■ Material provided
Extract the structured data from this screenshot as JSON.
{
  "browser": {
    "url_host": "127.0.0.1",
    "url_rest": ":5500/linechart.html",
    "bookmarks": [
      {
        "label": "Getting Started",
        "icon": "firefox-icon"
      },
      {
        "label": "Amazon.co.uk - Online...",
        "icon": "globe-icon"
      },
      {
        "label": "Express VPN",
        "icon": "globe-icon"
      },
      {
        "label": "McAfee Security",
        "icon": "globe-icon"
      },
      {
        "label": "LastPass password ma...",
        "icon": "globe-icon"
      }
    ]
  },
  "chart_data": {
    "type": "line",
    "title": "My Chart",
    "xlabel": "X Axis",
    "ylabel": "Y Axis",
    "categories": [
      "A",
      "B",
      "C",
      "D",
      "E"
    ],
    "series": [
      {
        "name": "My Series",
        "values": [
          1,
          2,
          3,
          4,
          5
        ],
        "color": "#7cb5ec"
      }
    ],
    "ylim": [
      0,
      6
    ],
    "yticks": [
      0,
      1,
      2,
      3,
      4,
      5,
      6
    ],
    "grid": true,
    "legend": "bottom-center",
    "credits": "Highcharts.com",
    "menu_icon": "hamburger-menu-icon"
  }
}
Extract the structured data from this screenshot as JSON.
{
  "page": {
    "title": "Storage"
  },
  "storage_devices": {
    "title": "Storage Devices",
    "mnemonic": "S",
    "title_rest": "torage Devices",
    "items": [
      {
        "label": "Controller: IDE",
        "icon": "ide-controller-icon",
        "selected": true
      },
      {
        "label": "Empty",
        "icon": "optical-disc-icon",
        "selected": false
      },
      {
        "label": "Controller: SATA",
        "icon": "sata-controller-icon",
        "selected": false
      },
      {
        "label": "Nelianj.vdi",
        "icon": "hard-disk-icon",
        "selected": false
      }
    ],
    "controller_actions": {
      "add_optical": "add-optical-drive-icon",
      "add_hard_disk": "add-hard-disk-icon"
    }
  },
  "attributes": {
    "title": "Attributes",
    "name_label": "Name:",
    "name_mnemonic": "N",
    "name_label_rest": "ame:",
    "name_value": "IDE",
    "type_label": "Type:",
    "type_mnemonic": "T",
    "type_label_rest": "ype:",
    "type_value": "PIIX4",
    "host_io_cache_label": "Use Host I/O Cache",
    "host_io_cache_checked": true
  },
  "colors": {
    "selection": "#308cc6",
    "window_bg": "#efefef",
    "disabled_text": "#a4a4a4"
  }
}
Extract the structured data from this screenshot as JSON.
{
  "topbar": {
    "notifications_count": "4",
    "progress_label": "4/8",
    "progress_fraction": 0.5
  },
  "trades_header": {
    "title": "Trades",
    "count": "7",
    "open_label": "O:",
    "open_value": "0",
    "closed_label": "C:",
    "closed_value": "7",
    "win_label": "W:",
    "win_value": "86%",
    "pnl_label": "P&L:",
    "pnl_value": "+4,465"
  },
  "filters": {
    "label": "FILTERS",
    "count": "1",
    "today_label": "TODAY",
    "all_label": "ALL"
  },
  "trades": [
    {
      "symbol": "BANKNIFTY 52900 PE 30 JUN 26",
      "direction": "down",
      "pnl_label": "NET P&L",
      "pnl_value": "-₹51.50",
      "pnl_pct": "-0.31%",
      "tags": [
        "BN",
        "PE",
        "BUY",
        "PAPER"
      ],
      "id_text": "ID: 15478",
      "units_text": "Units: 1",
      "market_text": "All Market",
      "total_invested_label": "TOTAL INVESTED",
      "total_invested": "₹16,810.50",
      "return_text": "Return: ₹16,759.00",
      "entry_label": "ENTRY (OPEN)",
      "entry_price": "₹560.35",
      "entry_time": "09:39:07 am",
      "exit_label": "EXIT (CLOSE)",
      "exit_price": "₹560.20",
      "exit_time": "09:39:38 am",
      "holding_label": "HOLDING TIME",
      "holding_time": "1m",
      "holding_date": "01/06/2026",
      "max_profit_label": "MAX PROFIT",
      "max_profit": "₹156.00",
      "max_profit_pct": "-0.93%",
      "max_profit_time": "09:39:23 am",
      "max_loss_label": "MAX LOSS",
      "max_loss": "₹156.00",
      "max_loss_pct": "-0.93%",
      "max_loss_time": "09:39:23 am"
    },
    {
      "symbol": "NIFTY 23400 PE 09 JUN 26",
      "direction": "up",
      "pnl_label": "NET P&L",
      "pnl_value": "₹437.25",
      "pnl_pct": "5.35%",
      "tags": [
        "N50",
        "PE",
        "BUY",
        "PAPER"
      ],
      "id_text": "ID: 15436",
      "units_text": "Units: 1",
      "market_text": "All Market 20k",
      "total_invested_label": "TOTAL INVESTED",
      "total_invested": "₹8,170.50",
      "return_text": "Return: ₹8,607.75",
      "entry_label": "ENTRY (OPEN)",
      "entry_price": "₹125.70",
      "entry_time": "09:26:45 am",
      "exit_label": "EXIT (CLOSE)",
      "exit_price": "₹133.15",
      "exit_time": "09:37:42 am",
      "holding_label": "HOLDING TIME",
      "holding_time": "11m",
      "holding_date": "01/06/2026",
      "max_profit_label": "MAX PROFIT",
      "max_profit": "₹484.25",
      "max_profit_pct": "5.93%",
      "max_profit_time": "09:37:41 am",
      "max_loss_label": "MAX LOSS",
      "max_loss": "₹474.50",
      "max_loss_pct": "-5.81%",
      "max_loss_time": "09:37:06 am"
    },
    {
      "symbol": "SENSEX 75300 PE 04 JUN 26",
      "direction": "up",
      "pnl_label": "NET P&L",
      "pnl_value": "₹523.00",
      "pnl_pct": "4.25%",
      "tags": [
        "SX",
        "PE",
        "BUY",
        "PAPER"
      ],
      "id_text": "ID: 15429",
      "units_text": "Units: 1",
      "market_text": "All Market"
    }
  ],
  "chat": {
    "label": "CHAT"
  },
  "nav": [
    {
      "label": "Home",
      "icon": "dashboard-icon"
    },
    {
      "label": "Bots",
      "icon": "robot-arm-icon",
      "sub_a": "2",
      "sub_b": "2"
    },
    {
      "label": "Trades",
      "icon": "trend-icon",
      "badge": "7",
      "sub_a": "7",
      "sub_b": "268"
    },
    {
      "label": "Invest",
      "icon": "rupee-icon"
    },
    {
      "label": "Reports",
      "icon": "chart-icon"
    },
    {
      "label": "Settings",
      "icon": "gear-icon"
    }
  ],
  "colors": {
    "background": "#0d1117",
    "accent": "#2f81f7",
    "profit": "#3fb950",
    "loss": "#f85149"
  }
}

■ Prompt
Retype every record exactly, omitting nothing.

■ Problem solution
Extract the structured data from this screenshot as JSON.
{
  "browser": {
    "url_host": "127.0.0.1",
    "url_rest": ":5500/linechart.html",
    "bookmarks": [
      {
        "label": "Getting Started",
        "icon": "firefox-icon"
      },
      {
        "label": "Amazon.co.uk - Online...",
        "icon": "globe-icon"
      },
      {
        "label": "Express VPN",
        "icon": "globe-icon"
      },
      {
        "label": "McAfee Security",
        "icon": "globe-icon"
      },
      {
        "label": "LastPass password ma...",
        "icon": "globe-icon"
      }
    ]
  },
  "chart_data": {
    "type": "line",
    "title": "My Chart",
    "xlabel": "X Axis",
    "ylabel": "Y Axis",
    "categories": [
      "A",
      "B",
      "C",
      "D",
      "E"
    ],
    "series": [
      {
        "name": "My Series",
        "values": [
          1,
          2,
          3,
          4,
          5
        ],
        "color": "#7cb5ec"
      }
    ],
    "ylim": [
      0,
      6
    ],
    "yticks": [
      0,
      1,
      2,
      3,
      4,
      5,
      6
    ],
    "grid": true,
    "legend": "bottom-center",
    "credits": "Highcharts.com",
    "menu_icon": "hamburger-menu-icon"
  }
}
Extract the structured data from this screenshot as JSON.
{
  "page": {
    "title": "Storage"
  },
  "storage_devices": {
    "title": "Storage Devices",
    "mnemonic": "S",
    "title_rest": "torage Devices",
    "items": [
      {
        "label": "Controller: IDE",
        "icon": "ide-controller-icon",
        "selected": true
      },
      {
        "label": "Empty",
        "icon": "optical-disc-icon",
        "selected": false
      },
      {
        "label": "Controller: SATA",
        "icon": "sata-controller-icon",
        "selected": false
      },
      {
        "label": "Nelianj.vdi",
        "icon": "hard-disk-icon",
        "selected": false
      }
    ],
    "controller_actions": {
      "add_optical": "add-optical-drive-icon",
      "add_hard_disk": "add-hard-disk-icon"
    }
  },
  "attributes": {
    "title": "Attributes",
    "name_label": "Name:",
    "name_mnemonic": "N",
    "name_label_rest": "ame:",
    "name_value": "IDE",
    "type_label": "Type:",
    "type_mnemonic": "T",
    "type_label_rest": "ype:",
    "type_value": "PIIX4",
    "host_io_cache_label": "Use Host I/O Cache",
    "host_io_cache_checked": true
  },
  "colors": {
    "selection": "#308cc6",
    "window_bg": "#efefef",
    "disabled_text": "#a4a4a4"
  }
}
Extract the structured data from this screenshot as JSON.
{
  "topbar": {
    "notifications_count": "4",
    "progress_label": "4/8",
    "progress_fraction": 0.5
  },
  "trades_header": {
    "title": "Trades",
    "count": "7",
    "open_label": "O:",
    "open_value": "0",
    "closed_label": "C:",
    "closed_value": "7",
    "win_label": "W:",
    "win_value": "86%",
    "pnl_label": "P&L:",
    "pnl_value": "+4,465"
  },
  "filters": {
    "label": "FILTERS",
    "count": "1",
    "today_label": "TODAY",
    "all_label": "ALL"
  },
  "trades": [
    {
      "symbol": "BANKNIFTY 52900 PE 30 JUN 26",
      "direction": "down",
      "pnl_label": "NET P&L",
      "pnl_value": "-₹51.50",
      "pnl_pct": "-0.31%",
      "tags": [
        "BN",
        "PE",
        "BUY",
        "PAPER"
      ],
      "id_text": "ID: 15478",
      "units_text": "Units: 1",
      "market_text": "All Market",
      "total_invested_label": "TOTAL INVESTED",
      "total_invested": "₹16,810.50",
      "return_text": "Return: ₹16,759.00",
      "entry_label": "ENTRY (OPEN)",
      "entry_price": "₹560.35",
      "entry_time": "09:39:07 am",
      "exit_label": "EXIT (CLOSE)",
      "exit_price": "₹560.20",
      "exit_time": "09:39:38 am",
      "holding_label": "HOLDING TIME",
      "holding_time": "1m",
      "holding_date": "01/06/2026",
      "max_profit_label": "MAX PROFIT",
      "max_profit": "₹156.00",
      "max_profit_pct": "-0.93%",
      "max_profit_time": "09:39:23 am",
      "max_loss_label": "MAX LOSS",
      "max_loss": "₹156.00",
      "max_loss_pct": "-0.93%",
      "max_loss_time": "09:39:23 am"
    },
    {
      "symbol": "NIFTY 23400 PE 09 JUN 26",
      "direction": "up",
      "pnl_label": "NET P&L",
      "pnl_value": "₹437.25",
      "pnl_pct": "5.35%",
      "tags": [
        "N50",
        "PE",
        "BUY",
        "PAPER"
      ],
      "id_text": "ID: 15436",
      "units_text": "Units: 1",
      "market_text": "All Market 20k",
      "total_invested_label": "TOTAL INVESTED",
      "total_invested": "₹8,170.50",
      "return_text": "Return: ₹8,607.75",
      "entry_label": "ENTRY (OPEN)",
      "entry_price": "₹125.70",
      "entry_time": "09:26:45 am",
      "exit_label": "EXIT (CLOSE)",
      "exit_price": "₹133.15",
      "exit_time": "09:37:42 am",
      "holding_label": "HOLDING TIME",
      "holding_time": "11m",
      "holding_date": "01/06/2026",
      "max_profit_label": "MAX PROFIT",
      "max_profit": "₹484.25",
      "max_profit_pct": "5.93%",
      "max_profit_time": "09:37:41 am",
      "max_loss_label": "MAX LOSS",
      "max_loss": "₹474.50",
      "max_loss_pct": "-5.81%",
      "max_loss_time": "09:37:06 am"
    },
    {
      "symbol": "SENSEX 75300 PE 04 JUN 26",
      "direction": "up",
      "pnl_label": "NET P&L",
      "pnl_value": "₹523.00",
      "pnl_pct": "4.25%",
      "tags": [
        "SX",
        "PE",
        "BUY",
        "PAPER"
      ],
      "id_text": "ID: 15429",
      "units_text": "Units: 1",
      "market_text": "All Market"
    }
  ],
  "chat": {
    "label": "CHAT"
  },
  "nav": [
    {
      "label": "Home",
      "icon": "dashboard-icon"
    },
    {
      "label": "Bots",
      "icon": "robot-arm-icon",
      "sub_a": "2",
      "sub_b": "2"
    },
    {
      "label": "Trades",
      "icon": "trend-icon",
      "badge": "7",
      "sub_a": "7",
      "sub_b": "268"
    },
    {
      "label": "Invest",
      "icon": "rupee-icon"
    },
    {
      "label": "Reports",
      "icon": "chart-icon"
    },
    {
      "label": "Settings",
      "icon": "gear-icon"
    }
  ],
  "colors": {
    "background": "#0d1117",
    "accent": "#2f81f7",
    "profit": "#3fb950",
    "loss": "#f85149"
  }
}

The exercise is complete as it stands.